[Opening Data supplied section]

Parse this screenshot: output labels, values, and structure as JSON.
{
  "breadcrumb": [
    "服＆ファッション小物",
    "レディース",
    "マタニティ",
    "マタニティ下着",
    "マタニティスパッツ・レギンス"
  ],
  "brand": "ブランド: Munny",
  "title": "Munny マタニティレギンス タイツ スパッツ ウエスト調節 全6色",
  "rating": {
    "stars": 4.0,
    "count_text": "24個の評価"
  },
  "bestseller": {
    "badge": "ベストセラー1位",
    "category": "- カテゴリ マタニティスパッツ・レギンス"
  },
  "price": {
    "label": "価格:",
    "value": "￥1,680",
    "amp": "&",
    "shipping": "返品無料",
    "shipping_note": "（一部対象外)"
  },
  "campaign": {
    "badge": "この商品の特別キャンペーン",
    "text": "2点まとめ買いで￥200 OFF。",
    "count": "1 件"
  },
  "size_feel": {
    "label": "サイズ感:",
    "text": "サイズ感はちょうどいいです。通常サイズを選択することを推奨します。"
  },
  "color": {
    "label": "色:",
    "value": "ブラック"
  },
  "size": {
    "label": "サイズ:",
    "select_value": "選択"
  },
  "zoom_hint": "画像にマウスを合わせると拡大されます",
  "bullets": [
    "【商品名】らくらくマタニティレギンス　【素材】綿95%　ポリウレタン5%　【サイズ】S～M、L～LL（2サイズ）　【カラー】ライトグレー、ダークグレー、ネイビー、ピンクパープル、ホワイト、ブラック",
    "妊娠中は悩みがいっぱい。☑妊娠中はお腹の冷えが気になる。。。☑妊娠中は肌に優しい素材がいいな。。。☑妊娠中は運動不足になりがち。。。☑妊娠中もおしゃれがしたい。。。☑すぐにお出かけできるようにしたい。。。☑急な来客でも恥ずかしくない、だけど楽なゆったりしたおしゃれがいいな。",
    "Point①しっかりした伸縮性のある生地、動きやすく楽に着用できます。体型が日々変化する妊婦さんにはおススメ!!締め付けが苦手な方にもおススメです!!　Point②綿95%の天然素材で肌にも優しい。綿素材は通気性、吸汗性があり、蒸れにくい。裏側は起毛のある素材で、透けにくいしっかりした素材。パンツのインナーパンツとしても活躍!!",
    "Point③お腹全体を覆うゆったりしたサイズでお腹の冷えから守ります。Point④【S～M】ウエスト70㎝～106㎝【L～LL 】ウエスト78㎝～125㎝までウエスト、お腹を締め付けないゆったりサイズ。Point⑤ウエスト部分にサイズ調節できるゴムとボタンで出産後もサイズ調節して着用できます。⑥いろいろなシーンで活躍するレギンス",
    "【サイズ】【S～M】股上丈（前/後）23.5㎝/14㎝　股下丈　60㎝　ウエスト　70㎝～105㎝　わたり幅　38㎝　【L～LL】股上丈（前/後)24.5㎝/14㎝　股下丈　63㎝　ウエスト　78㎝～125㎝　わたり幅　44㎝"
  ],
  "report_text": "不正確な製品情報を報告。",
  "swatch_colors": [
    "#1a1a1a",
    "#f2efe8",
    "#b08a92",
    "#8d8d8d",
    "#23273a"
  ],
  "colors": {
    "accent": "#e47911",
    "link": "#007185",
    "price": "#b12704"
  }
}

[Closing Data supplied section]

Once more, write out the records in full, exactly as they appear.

Solution for this task
Parse this screenshot: output labels, values, and structure as JSON.
{
  "breadcrumb": [
    "服＆ファッション小物",
    "レディース",
    "マタニティ",
    "マタニティ下着",
    "マタニティスパッツ・レギンス"
  ],
  "brand": "ブランド: Munny",
  "title": "Munny マタニティレギンス タイツ スパッツ ウエスト調節 全6色",
  "rating": {
    "stars": 4.0,
    "count_text": "24個の評価"
  },
  "bestseller": {
    "badge": "ベストセラー1位",
    "category": "- カテゴリ マタニティスパッツ・レギンス"
  },
  "price": {
    "label": "価格:",
    "value": "￥1,680",
    "amp": "&",
    "shipping": "返品無料",
    "shipping_note": "（一部対象外)"
  },
  "campaign": {
    "badge": "この商品の特別キャンペーン",
    "text": "2点まとめ買いで￥200 OFF。",
    "count": "1 件"
  },
  "size_feel": {
    "label": "サイズ感:",
    "text": "サイズ感はちょうどいいです。通常サイズを選択することを推奨します。"
  },
  "color": {
    "label": "色:",
    "value": "ブラック"
  },
  "size": {
    "label": "サイズ:",
    "select_value": "選択"
  },
  "zoom_hint": "画像にマウスを合わせると拡大されます",
  "bullets": [
    "【商品名】らくらくマタニティレギンス　【素材】綿95%　ポリウレタン5%　【サイズ】S～M、L～LL（2サイズ）　【カラー】ライトグレー、ダークグレー、ネイビー、ピンクパープル、ホワイト、ブラック",
    "妊娠中は悩みがいっぱい。☑妊娠中はお腹の冷えが気になる。。。☑妊娠中は肌に優しい素材がいいな。。。☑妊娠中は運動不足になりがち。。。☑妊娠中もおしゃれがしたい。。。☑すぐにお出かけできるようにしたい。。。☑急な来客でも恥ずかしくない、だけど楽なゆったりしたおしゃれがいいな。",
    "Point①しっかりした伸縮性のある生地、動きやすく楽に着用できます。体型が日々変化する妊婦さんにはおススメ!!締め付けが苦手な方にもおススメです!!　Point②綿95%の天然素材で肌にも優しい。綿素材は通気性、吸汗性があり、蒸れにくい。裏側は起毛のある素材で、透けにくいしっかりした素材。パンツのインナーパンツとしても活躍!!",
    "Point③お腹全体を覆うゆったりしたサイズでお腹の冷えから守ります。Point④【S～M】ウエスト70㎝～106㎝【L～LL 】ウエスト78㎝～125㎝までウエスト、お腹を締め付けないゆったりサイズ。Point⑤ウエスト部分にサイズ調節できるゴムとボタンで出産後もサイズ調節して着用できます。⑥いろいろなシーンで活躍するレギンス",
    "【サイズ】【S～M】股上丈（前/後）23.5㎝/14㎝　股下丈　60㎝　ウエスト　70㎝～105㎝　わたり幅　38㎝　【L～LL】股上丈（前/後)24.5㎝/14㎝　股下丈　63㎝　ウエスト　78㎝～125㎝　わたり幅　44㎝"
  ],
  "report_text": "不正確な製品情報を報告。",
  "swatch_colors": [
    "#1a1a1a",
    "#f2efe8",
    "#b08a92",
    "#8d8d8d",
    "#23273a"
  ],
  "colors": {
    "accent": "#e47911",
    "link": "#007185",
    "price": "#b12704"
  }
}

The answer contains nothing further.